Keywords

Machine learningMathematical ModelTraining Data

Institute(s)

Cambridge University Press

Year

2022

Abstract

Machine learning is about learning, reasoning, and acting based on data. This
is done by constructing computer programs that process the data, extract useful
information, make predictions regarding unknown properties, and suggest actions to
take or decisions to make. What turns data analysis into machine learning is that the
process is automated and that the computer program is learnt from data. This means
that generic computer programs are used, which are adapted to application-specific
circumstances by automatically adjusting the settings of the program based on
observed, so-called training data. It can therefore be said that machine learning
is a way of programming by example. The beauty of machine learning is that it is
quite arbitrary what the data represents, and we can design general methods that are
useful for a wide range of practical applications in different domains. We illustrate
this via a range of examples below.
The ‘generic computer program’ referred to above corresponds to a mathematical
model of the data. That is, when we develop and describe different machine
learning methods, we do this using the language of mathematics. The mathematical
model describes a relationship between the quantities involved, or variables, that
correspond to the observed data and the properties of interest (such as predictions,
actions, etc.) Hence, the model is a compact representation of the data that, in a
precise mathematical form, captures the key properties of the phenomenon we are
studying. Which model to make use of is typically guided by the machine learning
engineer’s insights generated when looking at the available data and the practitioner’s
general understanding of the problem.
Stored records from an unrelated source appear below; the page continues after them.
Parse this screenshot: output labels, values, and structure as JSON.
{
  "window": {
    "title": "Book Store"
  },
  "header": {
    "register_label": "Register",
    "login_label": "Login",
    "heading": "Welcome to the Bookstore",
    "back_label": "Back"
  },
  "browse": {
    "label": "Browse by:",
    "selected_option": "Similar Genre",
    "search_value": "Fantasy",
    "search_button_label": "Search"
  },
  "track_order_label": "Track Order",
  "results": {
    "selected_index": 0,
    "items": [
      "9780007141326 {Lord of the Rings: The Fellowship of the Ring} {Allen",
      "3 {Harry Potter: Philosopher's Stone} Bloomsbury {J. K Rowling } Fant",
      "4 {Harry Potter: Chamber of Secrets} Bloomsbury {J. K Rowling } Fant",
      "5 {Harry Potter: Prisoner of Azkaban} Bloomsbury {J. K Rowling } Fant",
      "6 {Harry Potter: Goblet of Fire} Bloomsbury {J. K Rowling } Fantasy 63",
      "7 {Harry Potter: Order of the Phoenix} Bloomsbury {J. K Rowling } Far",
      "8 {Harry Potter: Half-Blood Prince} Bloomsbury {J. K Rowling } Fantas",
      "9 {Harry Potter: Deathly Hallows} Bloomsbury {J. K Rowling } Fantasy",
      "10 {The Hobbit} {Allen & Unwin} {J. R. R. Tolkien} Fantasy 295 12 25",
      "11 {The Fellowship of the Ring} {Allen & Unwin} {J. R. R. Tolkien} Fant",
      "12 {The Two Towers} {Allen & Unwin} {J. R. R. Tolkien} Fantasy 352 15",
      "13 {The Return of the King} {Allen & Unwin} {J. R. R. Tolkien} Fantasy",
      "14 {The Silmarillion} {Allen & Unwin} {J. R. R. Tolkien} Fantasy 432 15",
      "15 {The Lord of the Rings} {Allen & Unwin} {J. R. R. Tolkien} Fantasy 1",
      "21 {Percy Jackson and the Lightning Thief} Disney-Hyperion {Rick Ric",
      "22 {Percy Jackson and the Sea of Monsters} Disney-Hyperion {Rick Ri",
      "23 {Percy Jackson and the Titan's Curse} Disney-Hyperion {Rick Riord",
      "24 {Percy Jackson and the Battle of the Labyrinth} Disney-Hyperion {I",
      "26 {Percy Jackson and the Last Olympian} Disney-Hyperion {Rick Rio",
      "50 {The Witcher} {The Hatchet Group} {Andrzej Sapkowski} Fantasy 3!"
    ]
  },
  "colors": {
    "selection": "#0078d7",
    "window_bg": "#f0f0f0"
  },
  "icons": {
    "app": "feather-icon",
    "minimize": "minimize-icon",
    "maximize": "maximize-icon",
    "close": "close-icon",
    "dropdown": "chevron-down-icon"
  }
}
When implementing the method in practice,
this mathematical model is translated into code that can be executed on a computer.
However, to understand what the computer program actually does, it is important
also to understand the underlying mathematics.

Author(s)

Andreas LindholmNiklas WahlströmFredrik LindstenThomas B. Schön